Files in this item



application/pdfFA20-ECE499-Thesis-Wang, Yuechen.pdf (301kB)Restricted to U of Illinois
(no description provided)PDF


Title:Analysis of phone-errors in reading disabled children
Author(s):Wang, Yuechen
Contributor(s):Allen, Jont
Subject(s):Reading Disability
Speech Perception
Abstract:Reading disability (RD) is common among children. Negative effects typically persist into the adulthood. We show that RD children's errors are highly idiosyncratic. Thus, specific treatments must be made based on their specific errors. In this study we looked deeper than previous experiments, providing a new approach in analyzing the data. The experiments involved eleven RD subjects and six reading control (RC) subjects. Two tasks were performed: the Syllable-Confusion Oddball (SCO) task which can determine which phones cause errors, and the Nonsense Syllable Confusion Matrix (NSCM) task which provides an error map identifying the phone perception confusions for each subject. A seventh subject Average Normal (AN) is created in the control group who has the average performance of the six RC subjects. AN serves as the control subject inside the RC group, allowing us to identify the general confusion patterns among the normal children, and to compare the RD and RC groups. We generated a confusion matrix for each subject based on the NSCM task and calculated the angles between the column vectors for the same sound. The smaller the angle, the less difference in phone perception confusions between two subjects for one sound. To find out the confusion patterns of both RC and RD subjects, we clustered the off-diagonal errors to form confusion groups. We found out that RC subjects and AN subject had a significant overlap in confusion groups, which strongly suggested that six RC subjects are sufficient to draw the pattern (that of the AN subject) of confusion groups of RC subjects. However, RD subjects had much higher error rates and nearly random confusion groups compared with the RC subjects. Each RD subject has unique confusion pairs, and has either much higher error rates, or unique confusions. The results support the hypothesis that RD subjects are idiosyncratic.

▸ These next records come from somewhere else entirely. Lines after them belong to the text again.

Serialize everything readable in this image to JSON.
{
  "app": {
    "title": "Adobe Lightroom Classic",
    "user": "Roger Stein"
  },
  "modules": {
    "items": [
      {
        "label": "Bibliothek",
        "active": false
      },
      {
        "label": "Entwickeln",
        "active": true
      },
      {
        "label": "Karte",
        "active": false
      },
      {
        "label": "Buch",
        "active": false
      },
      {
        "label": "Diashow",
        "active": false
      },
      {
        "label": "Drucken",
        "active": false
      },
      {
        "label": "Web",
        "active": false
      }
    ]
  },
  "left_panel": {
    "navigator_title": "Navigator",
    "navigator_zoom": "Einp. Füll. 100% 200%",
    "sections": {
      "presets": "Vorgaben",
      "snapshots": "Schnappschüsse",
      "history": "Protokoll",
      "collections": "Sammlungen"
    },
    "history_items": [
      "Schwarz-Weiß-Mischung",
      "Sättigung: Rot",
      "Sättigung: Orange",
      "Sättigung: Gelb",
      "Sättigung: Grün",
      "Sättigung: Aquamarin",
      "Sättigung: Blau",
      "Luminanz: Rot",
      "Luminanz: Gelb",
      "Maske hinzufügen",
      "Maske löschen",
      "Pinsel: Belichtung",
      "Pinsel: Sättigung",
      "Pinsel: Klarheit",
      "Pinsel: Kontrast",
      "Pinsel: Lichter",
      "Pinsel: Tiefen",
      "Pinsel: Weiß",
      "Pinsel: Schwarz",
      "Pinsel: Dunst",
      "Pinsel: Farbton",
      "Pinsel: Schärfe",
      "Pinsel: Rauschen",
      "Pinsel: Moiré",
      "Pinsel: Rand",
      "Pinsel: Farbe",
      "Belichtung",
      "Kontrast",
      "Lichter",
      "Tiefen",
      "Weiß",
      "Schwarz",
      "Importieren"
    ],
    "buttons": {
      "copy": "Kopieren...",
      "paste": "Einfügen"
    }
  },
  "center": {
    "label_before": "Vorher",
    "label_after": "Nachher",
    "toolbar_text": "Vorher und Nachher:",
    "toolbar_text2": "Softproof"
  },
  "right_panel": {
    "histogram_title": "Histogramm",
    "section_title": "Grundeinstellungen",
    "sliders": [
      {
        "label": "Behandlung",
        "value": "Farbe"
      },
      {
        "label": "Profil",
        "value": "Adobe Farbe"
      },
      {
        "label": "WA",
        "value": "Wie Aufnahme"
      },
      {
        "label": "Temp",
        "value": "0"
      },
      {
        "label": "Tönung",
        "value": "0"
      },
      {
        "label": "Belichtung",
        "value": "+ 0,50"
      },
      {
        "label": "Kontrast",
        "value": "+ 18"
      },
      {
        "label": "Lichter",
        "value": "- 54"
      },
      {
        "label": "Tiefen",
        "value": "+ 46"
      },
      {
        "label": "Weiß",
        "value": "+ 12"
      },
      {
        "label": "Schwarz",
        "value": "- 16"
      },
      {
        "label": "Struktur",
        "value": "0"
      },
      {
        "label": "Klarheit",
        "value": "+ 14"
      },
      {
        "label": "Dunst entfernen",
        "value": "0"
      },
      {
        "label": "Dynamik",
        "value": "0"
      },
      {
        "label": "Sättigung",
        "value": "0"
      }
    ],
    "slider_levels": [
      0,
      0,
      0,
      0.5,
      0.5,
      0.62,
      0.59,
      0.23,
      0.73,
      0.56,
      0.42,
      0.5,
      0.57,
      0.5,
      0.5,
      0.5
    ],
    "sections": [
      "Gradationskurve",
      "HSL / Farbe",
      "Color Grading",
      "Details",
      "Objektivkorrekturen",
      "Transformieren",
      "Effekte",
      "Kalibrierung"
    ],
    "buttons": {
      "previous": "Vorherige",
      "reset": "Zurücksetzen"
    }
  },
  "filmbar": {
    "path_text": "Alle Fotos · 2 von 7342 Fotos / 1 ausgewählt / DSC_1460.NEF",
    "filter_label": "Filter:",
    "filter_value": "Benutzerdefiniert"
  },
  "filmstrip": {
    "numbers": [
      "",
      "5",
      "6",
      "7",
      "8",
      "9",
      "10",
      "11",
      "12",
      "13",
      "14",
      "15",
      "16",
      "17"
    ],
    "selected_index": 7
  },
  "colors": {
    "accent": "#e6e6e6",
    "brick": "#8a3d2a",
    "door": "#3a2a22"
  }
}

Thus, a larger number of subjects will not reveal distinct patterns, since every subject has unique errors (there are no patterns). We believe that the confusion groups we found should be helpful in the subsequent treatment of RD children.
Issue Date:2020-12
Date Available in IDEALS:2021-01-04

This item appears in the following Collection(s)

Item Statistics